EXETER – Five of 12 trucks inspected during a Commercial Vehicle Enforcement safety check inspection were deemed unfit for the road and taken out of service, the Otsego County Sheriff’s Department reported on their Facebook page.
On Thursday, Dec. 5, Deputy Sheriff Grimes along with Deputy Sheriff Thornhill partnered with the NYS Department of Transportation in the Town of Exeter to conduct a Commercial Vehicle Enforcement safety check inspection.
The horrific case of Zoe, an emaciated German shepherd who chewed off her front leg after being confined to a flimsy plastic carrier outdoors without any food or drinkable water, is a wake-up call to citizens to keep an eye out for “backyard dogs.”
Unfortunately, cases of extreme neglect like Zoe’s aren’t unusual. Dogs relegated to the backyard 24 hours a day are commonly deprived of even the most basic care. Growing puppies are often found with too-small collars imbedded in their necks because their owners never bothered to change them. Some dogs subsist – barely – on scraps and garbage. Many never see a vet, and suffer and die from injuries, parasites and diseases that could easily be prevented and treated.
Dogs are social animals who are happiest and safest living indoors, but with winter weather upon us, it is absolutely vital that at the very least, they be provided with proper shelter – dogs left outside may suffer frostbite and exposure or even die without it.
Most cities and counties require that animals be provided with adequate food, water, and shelter. If you see a dog going without these basic necessities, please report it to authorities, like the UPS driver who spotted Zoe. Her alleged abuser is being held accountable thanks to his intervention.
Animal Care & Control Issues Manager
People for the Ethical Treatment of Animals
“She keeps shocking everyone with how strong she can be,” said Stacie Haynes, executive director, Susquehanna SPCA. “We cannot thank you all enough for the love and support you have shown this truly incredible dog.”
Surgeons at Cornell University College of Veterinary Medicine Animal Hospital were able to fully remove the non-cancerous mass and successful amputate her leg. Zoe is still under sedation, and Haynes cautioned that the next 24 hours were critical, and vets would be watching her for a risk of bleeding.

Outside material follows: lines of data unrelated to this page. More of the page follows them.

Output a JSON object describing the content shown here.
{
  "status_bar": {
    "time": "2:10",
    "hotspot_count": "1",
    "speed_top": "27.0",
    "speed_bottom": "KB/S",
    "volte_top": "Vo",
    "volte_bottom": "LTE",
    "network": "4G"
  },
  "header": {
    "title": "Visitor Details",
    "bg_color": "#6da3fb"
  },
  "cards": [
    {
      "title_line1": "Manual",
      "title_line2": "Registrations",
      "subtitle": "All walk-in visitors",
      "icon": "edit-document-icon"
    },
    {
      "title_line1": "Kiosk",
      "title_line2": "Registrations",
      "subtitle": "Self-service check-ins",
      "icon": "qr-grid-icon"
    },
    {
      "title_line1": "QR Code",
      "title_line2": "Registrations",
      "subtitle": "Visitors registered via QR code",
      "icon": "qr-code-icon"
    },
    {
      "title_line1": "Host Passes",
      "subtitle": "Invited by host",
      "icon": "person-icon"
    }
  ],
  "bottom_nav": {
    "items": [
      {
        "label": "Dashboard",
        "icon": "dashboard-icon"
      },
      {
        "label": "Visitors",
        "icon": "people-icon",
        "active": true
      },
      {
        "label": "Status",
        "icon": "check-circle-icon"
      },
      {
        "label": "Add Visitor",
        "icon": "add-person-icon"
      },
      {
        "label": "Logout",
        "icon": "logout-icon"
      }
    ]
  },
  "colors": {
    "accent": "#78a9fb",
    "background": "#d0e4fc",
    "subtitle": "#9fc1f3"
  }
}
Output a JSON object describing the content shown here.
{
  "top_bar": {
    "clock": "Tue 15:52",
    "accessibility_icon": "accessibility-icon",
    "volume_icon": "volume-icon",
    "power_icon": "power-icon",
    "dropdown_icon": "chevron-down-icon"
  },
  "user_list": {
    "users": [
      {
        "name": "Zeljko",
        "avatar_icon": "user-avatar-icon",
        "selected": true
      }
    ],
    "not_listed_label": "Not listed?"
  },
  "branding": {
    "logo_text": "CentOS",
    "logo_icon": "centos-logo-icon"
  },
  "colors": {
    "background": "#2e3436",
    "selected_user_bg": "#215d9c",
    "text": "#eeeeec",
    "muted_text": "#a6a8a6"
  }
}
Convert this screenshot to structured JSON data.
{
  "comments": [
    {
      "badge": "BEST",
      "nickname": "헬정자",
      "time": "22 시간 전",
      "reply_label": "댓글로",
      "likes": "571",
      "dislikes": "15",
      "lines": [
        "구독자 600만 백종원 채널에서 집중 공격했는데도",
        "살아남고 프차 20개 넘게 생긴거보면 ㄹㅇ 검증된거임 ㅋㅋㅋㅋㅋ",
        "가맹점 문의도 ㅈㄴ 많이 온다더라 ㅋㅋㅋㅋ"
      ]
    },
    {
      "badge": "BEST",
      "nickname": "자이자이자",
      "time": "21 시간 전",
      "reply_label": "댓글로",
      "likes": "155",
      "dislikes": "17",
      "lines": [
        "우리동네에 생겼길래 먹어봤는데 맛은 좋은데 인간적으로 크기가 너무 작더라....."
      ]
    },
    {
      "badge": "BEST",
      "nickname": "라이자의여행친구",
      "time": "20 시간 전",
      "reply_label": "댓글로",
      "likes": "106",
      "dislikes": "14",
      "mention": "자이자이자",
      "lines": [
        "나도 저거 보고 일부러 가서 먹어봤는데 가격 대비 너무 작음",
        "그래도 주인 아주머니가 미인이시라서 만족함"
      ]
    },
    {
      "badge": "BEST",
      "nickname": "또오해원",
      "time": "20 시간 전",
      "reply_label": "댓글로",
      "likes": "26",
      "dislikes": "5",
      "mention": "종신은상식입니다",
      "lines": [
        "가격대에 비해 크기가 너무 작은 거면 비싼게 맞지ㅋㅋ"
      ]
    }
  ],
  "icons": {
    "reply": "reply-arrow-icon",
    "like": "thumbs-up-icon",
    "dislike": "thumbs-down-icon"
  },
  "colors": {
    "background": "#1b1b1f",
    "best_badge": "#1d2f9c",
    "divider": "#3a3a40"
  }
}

“If we can get through the next 24 hours, things are looking good,” she said.